We have heard the warning “Don’t give money to someone you haven’t met!” And yet those of us who have been caught in a scam do give money. Why? Because despite not meeting them in person, we have conversed with them frequently and often, and a level of intimacy has been developed. We therefore step over the warning, thinking it does not apply in our specific circumstance. “This could not be a scam”, we say to ourselves, because scams are not so intimate as I am experiencing. How has this level of intimacy been developed? I know now this is a result of emotional manipulation…. what I found when I explored this was: Continue reading Intimacy as Psychological Manipulation
A new book, a new resource, a great article for you to read… essential new items for the scam aware….
A New Book.
I haven’t met Elina Juusola but I do know she is another dating scam survivor. A colleague passed her details to me. She is stepping up and telling the world about her experience, to educate others, and this is highly commendable.

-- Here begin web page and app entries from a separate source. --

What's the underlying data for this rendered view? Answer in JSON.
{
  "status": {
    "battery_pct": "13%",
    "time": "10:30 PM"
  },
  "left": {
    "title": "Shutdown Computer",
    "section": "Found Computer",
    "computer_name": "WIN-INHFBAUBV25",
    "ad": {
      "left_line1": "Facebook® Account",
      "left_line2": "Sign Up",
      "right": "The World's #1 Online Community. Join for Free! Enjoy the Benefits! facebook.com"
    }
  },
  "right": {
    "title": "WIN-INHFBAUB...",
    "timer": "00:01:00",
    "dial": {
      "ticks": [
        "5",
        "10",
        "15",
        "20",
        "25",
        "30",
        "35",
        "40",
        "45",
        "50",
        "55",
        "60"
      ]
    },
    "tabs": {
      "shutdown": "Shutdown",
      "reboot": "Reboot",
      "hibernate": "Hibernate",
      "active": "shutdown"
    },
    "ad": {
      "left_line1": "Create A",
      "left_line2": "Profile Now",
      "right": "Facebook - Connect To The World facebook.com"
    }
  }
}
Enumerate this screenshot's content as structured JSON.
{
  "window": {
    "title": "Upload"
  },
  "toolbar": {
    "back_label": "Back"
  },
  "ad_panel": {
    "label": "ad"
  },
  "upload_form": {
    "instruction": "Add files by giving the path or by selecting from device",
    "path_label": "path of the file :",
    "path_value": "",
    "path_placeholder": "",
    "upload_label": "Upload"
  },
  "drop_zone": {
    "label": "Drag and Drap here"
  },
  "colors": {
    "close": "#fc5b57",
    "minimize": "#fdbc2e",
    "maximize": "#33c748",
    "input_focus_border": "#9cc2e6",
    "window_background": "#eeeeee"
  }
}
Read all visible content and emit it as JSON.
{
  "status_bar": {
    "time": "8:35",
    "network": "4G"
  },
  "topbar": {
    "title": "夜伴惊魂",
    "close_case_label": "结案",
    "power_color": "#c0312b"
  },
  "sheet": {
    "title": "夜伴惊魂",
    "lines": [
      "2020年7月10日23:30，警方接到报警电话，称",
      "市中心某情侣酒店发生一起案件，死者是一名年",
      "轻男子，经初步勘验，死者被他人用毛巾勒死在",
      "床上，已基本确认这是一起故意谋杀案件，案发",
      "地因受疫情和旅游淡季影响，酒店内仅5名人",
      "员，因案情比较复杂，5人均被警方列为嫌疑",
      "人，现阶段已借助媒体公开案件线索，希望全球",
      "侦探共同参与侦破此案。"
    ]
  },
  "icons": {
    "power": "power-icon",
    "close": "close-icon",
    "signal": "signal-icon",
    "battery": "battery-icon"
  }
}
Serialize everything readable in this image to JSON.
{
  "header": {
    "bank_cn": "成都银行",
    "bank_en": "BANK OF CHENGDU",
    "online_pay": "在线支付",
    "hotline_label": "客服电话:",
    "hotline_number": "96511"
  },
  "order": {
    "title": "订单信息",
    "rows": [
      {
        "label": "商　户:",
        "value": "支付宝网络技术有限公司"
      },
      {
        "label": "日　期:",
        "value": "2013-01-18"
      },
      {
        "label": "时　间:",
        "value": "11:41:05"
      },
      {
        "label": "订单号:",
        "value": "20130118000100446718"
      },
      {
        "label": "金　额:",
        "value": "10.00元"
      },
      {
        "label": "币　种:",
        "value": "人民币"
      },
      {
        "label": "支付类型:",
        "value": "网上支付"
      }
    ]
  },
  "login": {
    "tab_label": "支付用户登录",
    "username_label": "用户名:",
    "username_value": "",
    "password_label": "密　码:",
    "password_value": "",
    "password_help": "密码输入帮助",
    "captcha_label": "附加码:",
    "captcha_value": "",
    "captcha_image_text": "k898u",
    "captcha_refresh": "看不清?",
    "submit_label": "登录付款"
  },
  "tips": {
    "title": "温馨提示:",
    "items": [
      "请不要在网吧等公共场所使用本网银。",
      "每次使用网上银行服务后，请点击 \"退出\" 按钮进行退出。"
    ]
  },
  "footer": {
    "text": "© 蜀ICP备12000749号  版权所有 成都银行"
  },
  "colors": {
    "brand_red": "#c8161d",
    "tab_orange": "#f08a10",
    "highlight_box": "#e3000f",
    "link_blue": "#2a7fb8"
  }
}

I have recently been contacted by two different people about variations on the theme of online dating. Both are worth passing on, to show that Online Dating Fraud comes in many forms, and the unscrupulous will stop at nothing to make money from the vulnerable and unwary.
Fake Match-Making Sites
The first of these variations is of online dating sites that are set up to defraud the person joining the site, by charging them money to connect with potential partners, when the partners are not really available, but paid by the dating site to pretend to be available, to lure partners to stay on the site and pay money for the privilege of contact, and pretend to be able and available to marry. Continue reading Variations on a theme – marriage scams
I frequently get letters from across the world from people who have just realised they have been scammed. These letters often talk about the shame and guilt that they have once they realised they have been scammed. How do I reply to them? I know they write to me because they must tell their story to someone, to make sense of it for themselves, and they know I will understand.
A recent writer said
I have been sending money to woman in ..[deleted for privacy].. for ..[deleted for privacy]… I am not stupid, and I realised that this could not be the real thing, but I continued to write to her. I denied the obvious for so long time. I feel ashamed of my self. I now delete all “her” e mails, but I still feel afraid and guilt.
It is a challenge to know what to write to people in this situation. I have been there too, wondering if it is a scam, denying to myself that it is, wanting the dream that is promised so badly. But I have had a long time thinking (and writing) about it since.
The ACCC’s data shows that people aged 45 and over are disproportionately vulnerable to romance scams: those aged 65 and over have the highest rate of “conversion” after being contacted by a fraudster, at 55 per cent. I discuss some reasons why I think this is so.
I know I promised to do more on the book Cyber Love’s Illusions: the Healing Journey, but I have been distracted by preparing to move and doing some speaking engagements with the Yarra Plenty Regional Library network in north eastern Melbourne. This series of talks was organised as part of Seniors Week, and is my story of being caught in a romance scam, what happened, how I came through this, and how to be aware of the dangers. I’m also asked to cover all the different sorts of scams that people are experiencing. Continue reading Why are Seniors more susceptible to scams?